(Excerpts from an interface dataset)
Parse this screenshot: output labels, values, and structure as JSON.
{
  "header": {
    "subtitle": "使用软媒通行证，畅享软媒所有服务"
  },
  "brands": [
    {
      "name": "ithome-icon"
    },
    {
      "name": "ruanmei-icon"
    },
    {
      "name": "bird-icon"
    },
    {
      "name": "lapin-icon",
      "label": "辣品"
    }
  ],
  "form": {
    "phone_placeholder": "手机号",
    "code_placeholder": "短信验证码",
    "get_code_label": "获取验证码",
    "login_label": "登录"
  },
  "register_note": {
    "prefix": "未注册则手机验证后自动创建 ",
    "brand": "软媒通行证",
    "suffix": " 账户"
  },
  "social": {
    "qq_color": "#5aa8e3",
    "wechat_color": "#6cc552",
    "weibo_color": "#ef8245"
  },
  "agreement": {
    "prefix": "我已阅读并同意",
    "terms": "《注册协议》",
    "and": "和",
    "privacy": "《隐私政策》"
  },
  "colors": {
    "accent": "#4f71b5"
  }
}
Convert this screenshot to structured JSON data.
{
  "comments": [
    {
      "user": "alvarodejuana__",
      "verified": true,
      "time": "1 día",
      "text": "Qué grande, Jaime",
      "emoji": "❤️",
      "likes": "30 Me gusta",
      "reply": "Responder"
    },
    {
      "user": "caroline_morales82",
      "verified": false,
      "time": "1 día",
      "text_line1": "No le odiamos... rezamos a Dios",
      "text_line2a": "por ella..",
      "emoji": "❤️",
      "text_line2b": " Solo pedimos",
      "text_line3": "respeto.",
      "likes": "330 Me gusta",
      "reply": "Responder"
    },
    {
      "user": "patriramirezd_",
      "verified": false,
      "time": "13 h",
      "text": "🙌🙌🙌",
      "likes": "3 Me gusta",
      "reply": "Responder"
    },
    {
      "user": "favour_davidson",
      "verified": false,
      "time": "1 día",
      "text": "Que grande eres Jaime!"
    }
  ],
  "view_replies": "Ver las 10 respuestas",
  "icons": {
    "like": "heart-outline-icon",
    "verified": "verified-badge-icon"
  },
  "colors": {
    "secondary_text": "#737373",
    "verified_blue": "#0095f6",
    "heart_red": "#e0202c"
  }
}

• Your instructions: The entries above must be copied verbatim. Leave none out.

• Answer box:
Parse this screenshot: output labels, values, and structure as JSON.
{
  "header": {
    "subtitle": "使用软媒通行证，畅享软媒所有服务"
  },
  "brands": [
    {
      "name": "ithome-icon"
    },
    {
      "name": "ruanmei-icon"
    },
    {
      "name": "bird-icon"
    },
    {
      "name": "lapin-icon",
      "label": "辣品"
    }
  ],
  "form": {
    "phone_placeholder": "手机号",
    "code_placeholder": "短信验证码",
    "get_code_label": "获取验证码",
    "login_label": "登录"
  },
  "register_note": {
    "prefix": "未注册则手机验证后自动创建 ",
    "brand": "软媒通行证",
    "suffix": " 账户"
  },
  "social": {
    "qq_color": "#5aa8e3",
    "wechat_color": "#6cc552",
    "weibo_color": "#ef8245"
  },
  "agreement": {
    "prefix": "我已阅读并同意",
    "terms": "《注册协议》",
    "and": "和",
    "privacy": "《隐私政策》"
  },
  "colors": {
    "accent": "#4f71b5"
  }
}
Convert this screenshot to structured JSON data.
{
  "comments": [
    {
      "user": "alvarodejuana__",
      "verified": true,
      "time": "1 día",
      "text": "Qué grande, Jaime",
      "emoji": "❤️",
      "likes": "30 Me gusta",
      "reply": "Responder"
    },
    {
      "user": "caroline_morales82",
      "verified": false,
      "time": "1 día",
      "text_line1": "No le odiamos... rezamos a Dios",
      "text_line2a": "por ella..",
      "emoji": "❤️",
      "text_line2b": " Solo pedimos",
      "text_line3": "respeto.",
      "likes": "330 Me gusta",
      "reply": "Responder"
    },
    {
      "user": "patriramirezd_",
      "verified": false,
      "time": "13 h",
      "text": "🙌🙌🙌",
      "likes": "3 Me gusta",
      "reply": "Responder"
    },
    {
      "user": "favour_davidson",
      "verified": false,
      "time": "1 día",
      "text": "Que grande eres Jaime!"
    }
  ],
  "view_replies": "Ver las 10 respuestas",
  "icons": {
    "like": "heart-outline-icon",
    "verified": "verified-badge-icon"
  },
  "colors": {
    "secondary_text": "#737373",
    "verified_blue": "#0095f6",
    "heart_red": "#e0202c"
  }
}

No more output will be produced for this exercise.